Entries provided below:

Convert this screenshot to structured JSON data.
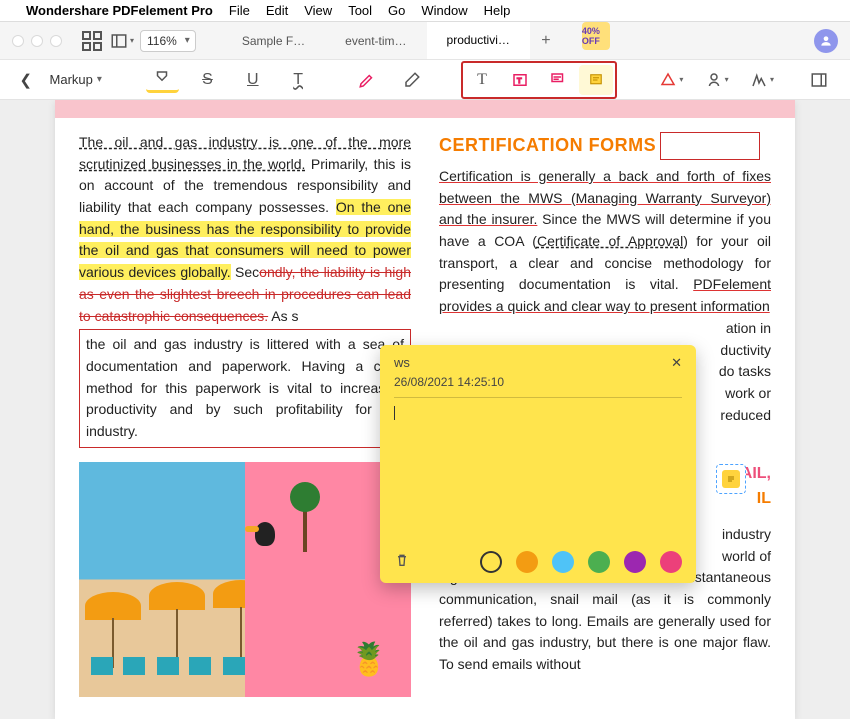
{
  "menubar": {
    "app": "Wondershare PDFelement Pro",
    "items": [
      "File",
      "Edit",
      "View",
      "Tool",
      "Go",
      "Window",
      "Help"
    ]
  },
  "window": {
    "zoom": "116%",
    "tabs": [
      {
        "label": "Sample F…"
      },
      {
        "label": "event-tim…"
      },
      {
        "label": "productivi…"
      }
    ],
    "promo": "40% OFF"
  },
  "toolbar": {
    "mode": "Markup"
  },
  "document": {
    "left": {
      "p1a": "The oil and gas industry is one of the more scrutinized businesses in the world.",
      "p1b": "Primarily, this is on account of the tremendous responsibility and liability that each company possesses. ",
      "p1c": "On the one hand, the business has the responsibility to provide the oil and gas that consumers will need to power various devices globally.",
      "p1d": " Sec",
      "p1e": "ondly, the liability is high as even the slightest breech in procedures can lead to catastrophic consequences.",
      "p1f": " As s",
      "p1g": "the oil and gas industry is littered with a sea of documentation and paperwork. Having a clear method for this paperwork is vital to increasing productivity and by such profitability for the industry."
    },
    "right": {
      "heading": "CERTIFICATION FORMS",
      "p2a": "Certification is generally a back and forth of fixes between the MWS (Managing Warranty Surveyor) and the insurer.",
      "p2b": " Since the MWS will determine if you have a COA (",
      "p2c": "Certificate of Approval",
      "p2d": ") for your oil transport, a clear and concise methodology for presenting documentation is vital. ",
      "p2e": "PDFelement provides a quick and clear way to present information",
      "p2f": "ation in",
      "p2g": "ductivity",
      "p2h": "do tasks",
      "p2i": "work or",
      "p2j": "reduced",
      "h2a": "MAIL,",
      "h2b": "IL",
      "p3a": "industry",
      "p3b": "world of",
      "p3c": "digital media and mass/instantaneous communication, snail mail (as it is commonly referred) takes to long. Emails are generally used for the oil and gas industry, but there is one major flaw. To send emails without"
    }
  },
  "note": {
    "author": "ws",
    "timestamp": "26/08/2021 14:25:10"
  }
}
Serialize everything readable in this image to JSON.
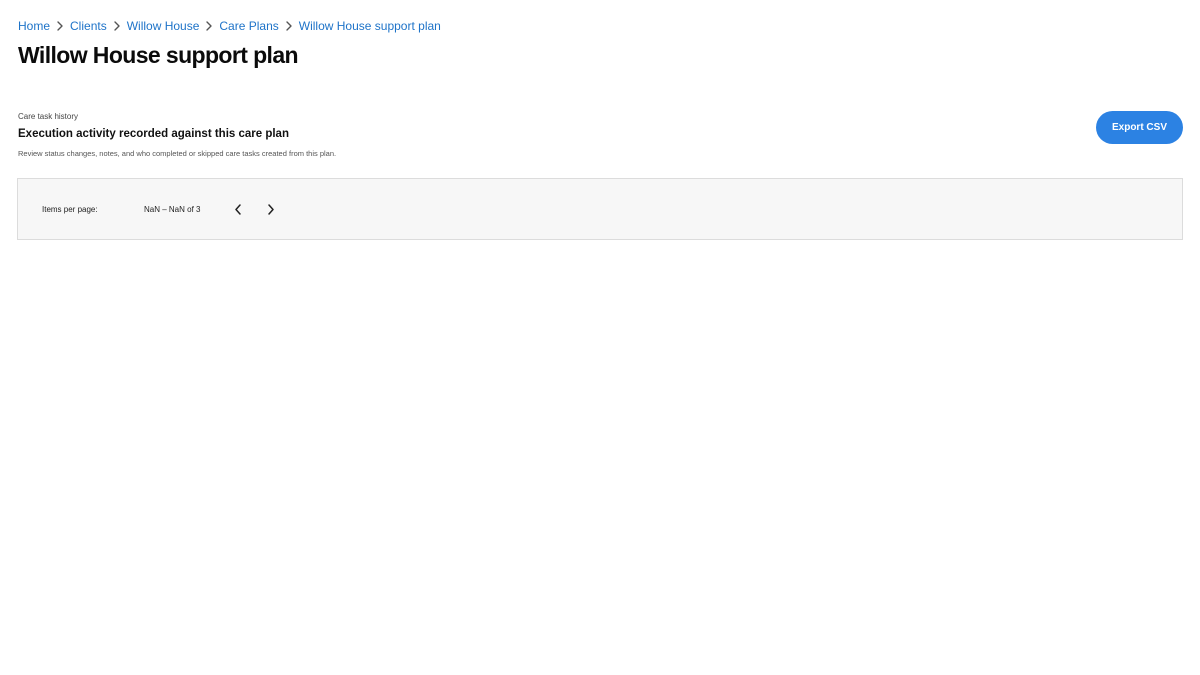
{
  "breadcrumb": {
    "items": [
      "Home",
      "Clients",
      "Willow House",
      "Care Plans",
      "Willow House support plan"
    ]
  },
  "page": {
    "title": "Willow House support plan"
  },
  "section": {
    "eyebrow": "Care task history",
    "heading": "Execution activity recorded against this care plan",
    "description": "Review status changes, notes, and who completed or skipped care tasks created from this plan."
  },
  "actions": {
    "export_label": "Export CSV"
  },
  "pager": {
    "items_per_page_label": "Items per page:",
    "range_text": "NaN – NaN of 3",
    "prev_icon": "chevron-left-icon",
    "next_icon": "chevron-right-icon"
  },
  "colors": {
    "link": "#1e73c8",
    "accent": "#2c82e3",
    "panel_bg": "#f7f7f7",
    "panel_border": "#dcdcdc"
  }
}
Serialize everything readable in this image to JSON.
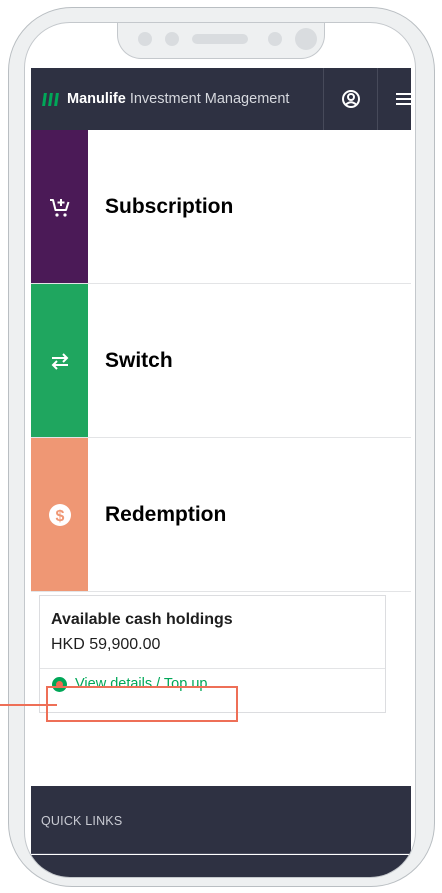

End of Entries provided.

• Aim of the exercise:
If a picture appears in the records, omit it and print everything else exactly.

• Reply:
Convert this screenshot to structured JSON data.
{
  "menubar": {
    "app": "Wondershare PDFelement Pro",
    "items": [
      "File",
      "Edit",
      "View",
      "Tool",
      "Go",
      "Window",
      "Help"
    ]
  },
  "window": {
    "zoom": "116%",
    "tabs": [
      {
        "label": "Sample F…"
      },
      {
        "label": "event-tim…"
      },
      {
        "label": "productivi…"
      }
    ],
    "promo": "40% OFF"
  },
  "toolbar": {
    "mode": "Markup"
  },
  "document": {
    "left": {
      "p1a": "The oil and gas industry is one of the more scrutinized businesses in the world.",
      "p1b": "Primarily, this is on account of the tremendous responsibility and liability that each company possesses. ",
      "p1c": "On the one hand, the business has the responsibility to provide the oil and gas that consumers will need to power various devices globally.",
      "p1d": " Sec",
      "p1e": "ondly, the liability is high as even the slightest breech in procedures can lead to catastrophic consequences.",
      "p1f": " As s",
      "p1g": "the oil and gas industry is littered with a sea of documentation and paperwork. Having a clear method for this paperwork is vital to increasing productivity and by such profitability for the industry."
    },
    "right": {
      "heading": "CERTIFICATION FORMS",
      "p2a": "Certification is generally a back and forth of fixes between the MWS (Managing Warranty Surveyor) and the insurer.",
      "p2b": " Since the MWS will determine if you have a COA (",
      "p2c": "Certificate of Approval",
      "p2d": ") for your oil transport, a clear and concise methodology for presenting documentation is vital. ",
      "p2e": "PDFelement provides a quick and clear way to present information",
      "p2f": "ation in",
      "p2g": "ductivity",
      "p2h": "do tasks",
      "p2i": "work or",
      "p2j": "reduced",
      "h2a": "MAIL,",
      "h2b": "IL",
      "p3a": "industry",
      "p3b": "world of",
      "p3c": "digital media and mass/instantaneous communication, snail mail (as it is commonly referred) takes to long. Emails are generally used for the oil and gas industry, but there is one major flaw. To send emails without"
    }
  },
  "note": {
    "author": "ws",
    "timestamp": "26/08/2021 14:25:10"
  }
}
Serialize everything readable in this image to JSON.
{
  "breadcrumb": {
    "items": [
      "Home",
      "Clients",
      "Willow House",
      "Care Plans",
      "Willow House support plan"
    ]
  },
  "page": {
    "title": "Willow House support plan"
  },
  "section": {
    "eyebrow": "Care task history",
    "heading": "Execution activity recorded against this care plan",
    "description": "Review status changes, notes, and who completed or skipped care tasks created from this plan."
  },
  "actions": {
    "export_label": "Export CSV"
  },
  "pager": {
    "items_per_page_label": "Items per page:",
    "range_text": "NaN – NaN of 3",
    "prev_icon": "chevron-left-icon",
    "next_icon": "chevron-right-icon"
  },
  "colors": {
    "link": "#1e73c8",
    "accent": "#2c82e3",
    "panel_bg": "#f7f7f7",
    "panel_border": "#dcdcdc"
  }
}
Serialize everything readable in this image to JSON.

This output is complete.